Today we did school, yes. But we did so much more. I can’t tell you how tremendous this change is for him…for us. But I just had to tell someone. Something has changed in my son.

He is full of life and I love to be around him.

Sunday, January 6

Thanks for stopping by, Christmas Break.

Time goes waaay too fast. I'm not ready for the week quite yet. Was up until 1 a.m. getting my ducks in a row last night and will probably do the same tonight, though I hope not because a tired mama is not the best mama.

We'll be tackling How People Grow for the next four weeks.
The Bible Base for our unit is Luke 2:52
  • We'll integrate all the gospels together, but for the most part we'll be dealing with Jesus' baptism, temptation, calling the disciples, early Judean ministry, the Samaritan woman, preaching in Galilee and Judea and cleansing the temple.
Science: Human body (skin, skeletal, muscular, digestive, respiratory, circulatory, urinary, endocrine, and nervous systems)

Social Studies: Decision making skills (lots of games we can play for this one), making friends, manners and customs.

Math: J- More multiplication with products up to 10,000. B- telling time to the quarter hour, adding and subtracting numbers up to 60, money and fraction reviews.

Language Arts: J - Responding to a scripture journal, using good reasoning, and writing a persuasive paragraph.
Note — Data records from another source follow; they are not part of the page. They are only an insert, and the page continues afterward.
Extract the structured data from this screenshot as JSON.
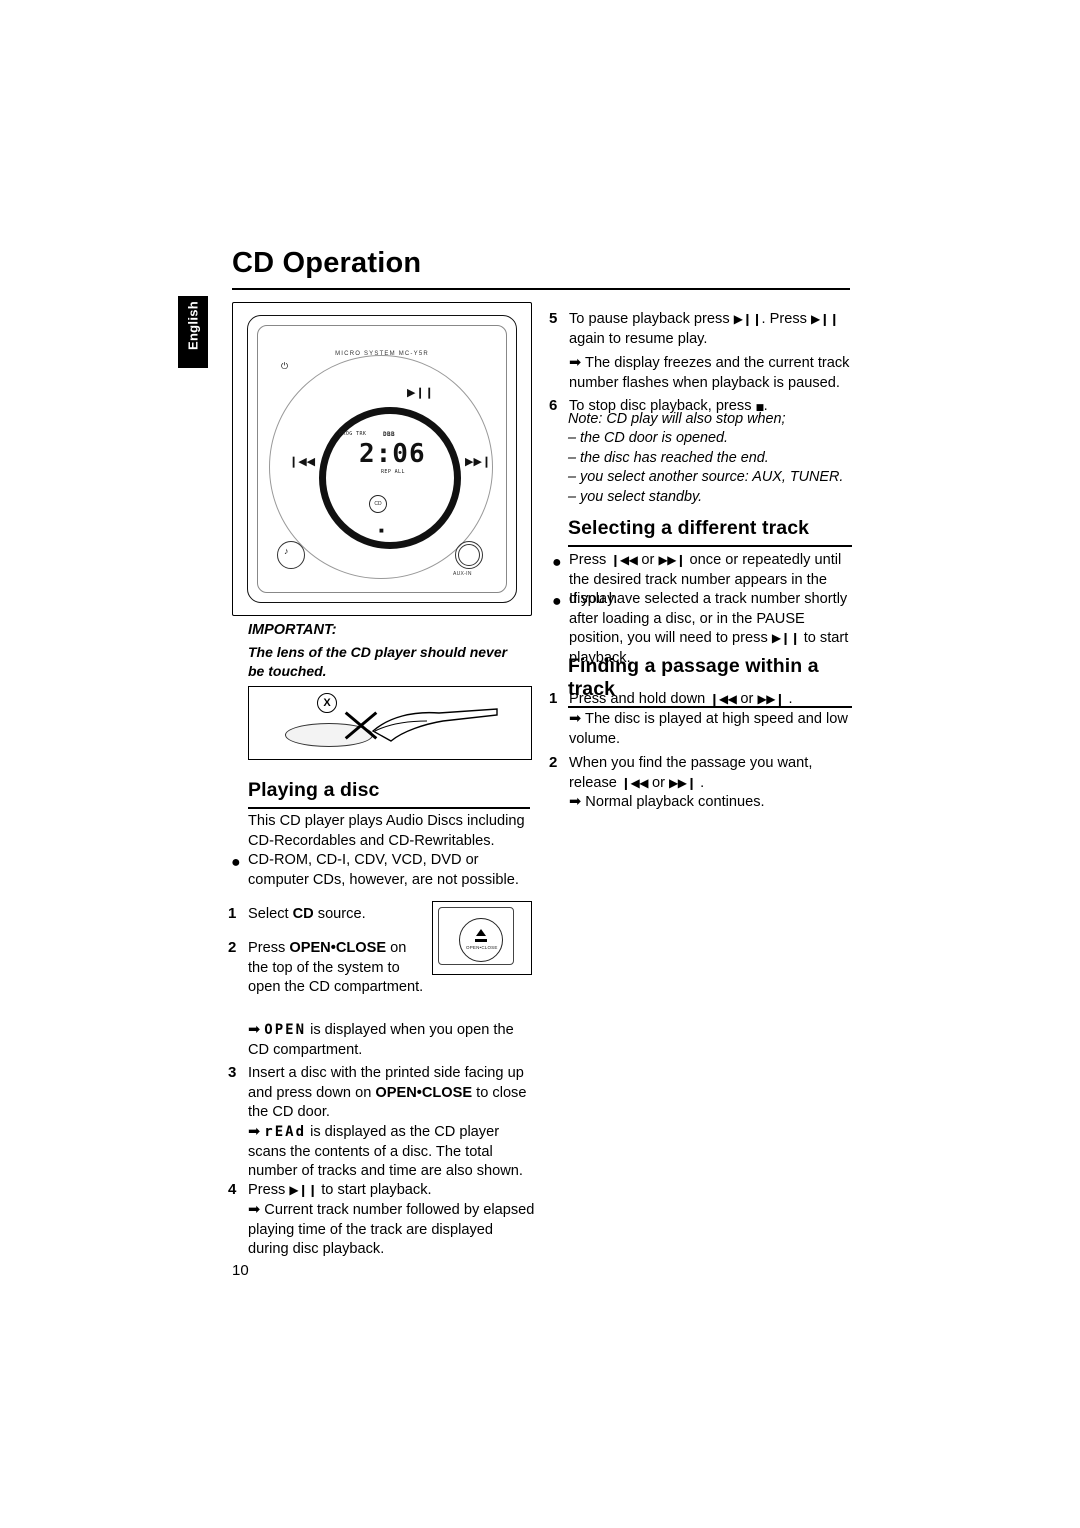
{
  "page": {
    "title": "CD Operation",
    "language_tab": "English",
    "folio": "10"
  },
  "device_figure": {
    "brand": "MICRO SYSTEM MC-Y5R",
    "display": {
      "time": "2:06",
      "label_left": "PROG  TRK",
      "label_dbb": "DBB",
      "label_repeat": "REP ALL",
      "cd_label": "CD"
    },
    "buttons": {
      "play_pause": "▶❙❙",
      "prev": "❙◀◀",
      "next": "▶▶❙",
      "stop": "■",
      "power": "⏻",
      "headphone": "♪",
      "aux_label": "AUX-IN"
    }
  },
  "important": {
    "heading": "IMPORTANT:",
    "text": "The lens of the CD player should never be touched."
  },
  "lens_figure": {
    "x_mark": "X"
  },
  "open_close_figure": {
    "eject_label": "OPEN•CLOSE"
  },
  "sections": {
    "playing_a_disc": {
      "heading": "Playing a disc",
      "intro": "This CD player plays Audio Discs including CD-Recordables and CD-Rewritables.",
      "bullet1": "CD-ROM, CD-I, CDV, VCD, DVD or computer CDs, however, are not possible.",
      "steps": [
        {
          "num": "1",
          "text_before": "Select ",
          "keyword": "CD",
          "text_after": " source."
        },
        {
          "num": "2",
          "text_before": "Press ",
          "keyword": "OPEN•CLOSE",
          "text_after": " on the top of the system to open the CD compartment.",
          "arrow_before": "",
          "arrow_segment": "OPEN",
          "arrow_after": " is displayed when you open the CD compartment."
        },
        {
          "num": "3",
          "text_before": "Insert a disc with the printed side facing up and press down on ",
          "keyword": "OPEN•CLOSE",
          "text_after": " to close the CD door.",
          "arrow_segment": "rEAd",
          "arrow_after": " is displayed as the CD player scans the contents of a disc. The total number of tracks and time are also shown."
        },
        {
          "num": "4",
          "text_before": "Press ",
          "icon": "▶❙❙",
          "text_after": " to start playback.",
          "arrow_text": "Current track number followed by elapsed playing time of the track are displayed during disc playback."
        }
      ]
    },
    "continued_steps": [
      {
        "num": "5",
        "part1": "To pause playback press ",
        "icon1": "▶❙❙",
        "part2": ". Press ",
        "icon2": "▶❙❙",
        "part3": " again to resume play.",
        "arrow_text": "The display freezes and the current track number flashes when playback is paused."
      },
      {
        "num": "6",
        "part1": "To stop disc playback, press ",
        "icon1": "■",
        "part2": "."
      }
    ],
    "note": {
      "lead": "Note: CD play will also stop when;",
      "items": [
        "– the CD door is opened.",
        "– the disc has reached the end.",
        "– you select another source: AUX, TUNER.",
        "– you select standby."
      ]
    },
    "selecting_track": {
      "heading": "Selecting a different track",
      "bullets": [
        {
          "part1": "Press ",
          "icon1": "❙◀◀",
          "part2": " or ",
          "icon2": "▶▶❙",
          "part3": " once or repeatedly until the desired track number appears in the display."
        },
        {
          "part1": "If you have selected a track number shortly after loading a disc, or in the PAUSE position, you will need to press ",
          "icon1": "▶❙❙",
          "part3": " to start playback."
        }
      ]
    },
    "finding_passage": {
      "heading": "Finding a passage within a track",
      "steps": [
        {
          "num": "1",
          "part1": "Press and hold down ",
          "icon1": "❙◀◀",
          "part2": " or ",
          "icon2": "▶▶❙",
          "part3": " .",
          "arrow_text": "The disc is played at high speed and low volume."
        },
        {
          "num": "2",
          "part1": "When you find the passage you want, release ",
          "icon1": "❙◀◀",
          "part2": " or ",
          "icon2": "▶▶❙",
          "part3": " .",
          "arrow_text": "Normal playback continues."
        }
      ]
    }
  }
}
B- grade 1 phonics activities, drawing pictures related to our study.

Reading: J - Pinocchio by Carlo Collodi. B - Continue to work through Phonics for the New Reader by Harriet Fields and reading his phonics readers.
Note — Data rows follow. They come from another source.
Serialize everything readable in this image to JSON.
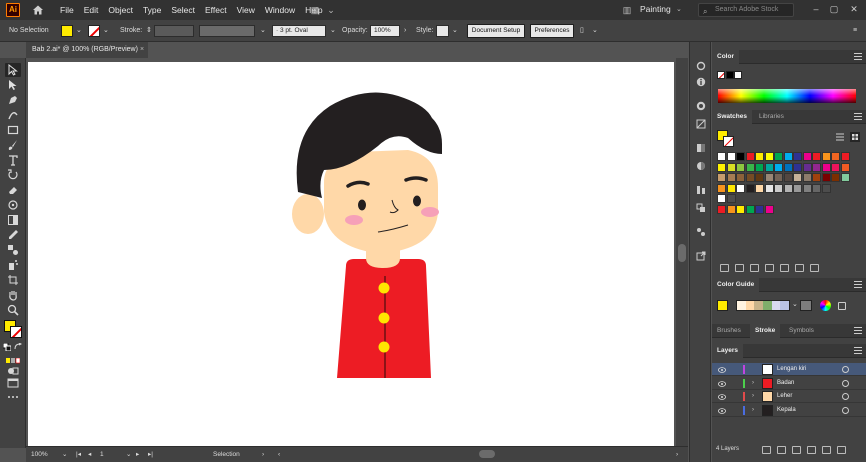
{
  "menubar": {
    "logo": "Ai",
    "items": [
      "File",
      "Edit",
      "Object",
      "Type",
      "Select",
      "Effect",
      "View",
      "Window",
      "Help"
    ],
    "workspace": "Painting",
    "search_placeholder": "Search Adobe Stock"
  },
  "control_bar": {
    "selection": "No Selection",
    "stroke_label": "Stroke:",
    "brush": "3 pt. Oval",
    "opacity_label": "Opacity:",
    "opacity_value": "100%",
    "style_label": "Style:",
    "document_setup": "Document Setup",
    "preferences": "Preferences"
  },
  "document_tab": {
    "title": "Bab 2.ai* @ 100% (RGB/Preview)",
    "close": "×"
  },
  "status_bar": {
    "zoom": "100%",
    "artboard": "1",
    "tool": "Selection"
  },
  "panels": {
    "color": {
      "title": "Color"
    },
    "swatches": {
      "tabs": [
        "Swatches",
        "Libraries"
      ]
    },
    "color_guide": {
      "title": "Color Guide"
    },
    "stroke_tabs": [
      "Brushes",
      "Stroke",
      "Symbols"
    ],
    "layers": {
      "title": "Layers",
      "items": [
        {
          "name": "Lengan kiri",
          "color": "#c144e0",
          "selected": true,
          "has_children": false
        },
        {
          "name": "Badan",
          "color": "#4cd04c",
          "selected": false,
          "has_children": true
        },
        {
          "name": "Leher",
          "color": "#e24b4b",
          "selected": false,
          "has_children": true
        },
        {
          "name": "Kepala",
          "color": "#4a6de0",
          "selected": false,
          "has_children": true
        }
      ],
      "count": "4 Layers"
    }
  },
  "colors": {
    "skin": "#ffd8a8",
    "hair": "#231f20",
    "shirt": "#ed1c24",
    "button": "#ffe600",
    "blush": "#f6a0b8",
    "fill": "#ffeb00"
  }
}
Vocab: J's words for the week -- physical, skeleton, muscle, breathe, nutrition, vitamin, protein, spiritual, mental, social. B's words for the week -- grow, skin, bone, food, lung, leg, arm, head, water, body.
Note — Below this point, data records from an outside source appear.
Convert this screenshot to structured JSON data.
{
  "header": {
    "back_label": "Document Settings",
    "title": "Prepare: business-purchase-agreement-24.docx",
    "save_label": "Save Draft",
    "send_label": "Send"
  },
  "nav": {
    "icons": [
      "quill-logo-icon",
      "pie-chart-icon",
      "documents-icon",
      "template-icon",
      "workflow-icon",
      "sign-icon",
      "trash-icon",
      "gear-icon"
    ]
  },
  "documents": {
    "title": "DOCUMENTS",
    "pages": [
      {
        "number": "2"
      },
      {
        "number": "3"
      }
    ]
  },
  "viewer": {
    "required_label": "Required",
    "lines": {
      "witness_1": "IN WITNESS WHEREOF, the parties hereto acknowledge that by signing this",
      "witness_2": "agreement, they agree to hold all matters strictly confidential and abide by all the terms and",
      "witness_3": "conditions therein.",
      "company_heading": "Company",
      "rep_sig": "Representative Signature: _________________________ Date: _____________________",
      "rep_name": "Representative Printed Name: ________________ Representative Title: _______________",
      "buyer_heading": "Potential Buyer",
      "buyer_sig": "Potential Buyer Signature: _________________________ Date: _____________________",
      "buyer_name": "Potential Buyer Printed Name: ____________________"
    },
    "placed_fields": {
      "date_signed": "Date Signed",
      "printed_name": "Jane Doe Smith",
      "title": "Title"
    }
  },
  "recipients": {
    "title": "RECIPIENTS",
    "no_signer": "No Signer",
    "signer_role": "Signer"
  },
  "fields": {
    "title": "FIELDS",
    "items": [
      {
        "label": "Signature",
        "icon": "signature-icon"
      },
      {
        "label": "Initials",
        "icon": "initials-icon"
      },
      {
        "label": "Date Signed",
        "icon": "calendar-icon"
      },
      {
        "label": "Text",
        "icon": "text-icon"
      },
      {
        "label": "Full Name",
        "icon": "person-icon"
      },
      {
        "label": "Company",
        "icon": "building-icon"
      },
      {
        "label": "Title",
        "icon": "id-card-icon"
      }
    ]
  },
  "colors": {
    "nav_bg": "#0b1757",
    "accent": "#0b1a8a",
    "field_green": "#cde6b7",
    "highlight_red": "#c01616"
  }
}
Memory Verses (for the whole unit this time): 2 Peter 1: 3-8

Topical Studies: Nutrition, Meal planning and preparation, critical thinking puzzles, and something to do with friendship that I haven't fleshed out yet.

The boys are at each other today. They were supposed to play with a friend but one decided to tell an untruth about the fact that the other wasn't invited, etc. So, they are both home, and walking around bored as if they didn't just get the world on a stick for Christmas. As if I didn't just spend 5 hours yesterday cleaning and organizing their room so they can FIND all the pieces to all the things they already owned.

So, we will begin tomorrow a.m. -- ready or not. Because kids need structure and they need to sit and read together again, and they need to know what is going to happen next. At least mine do.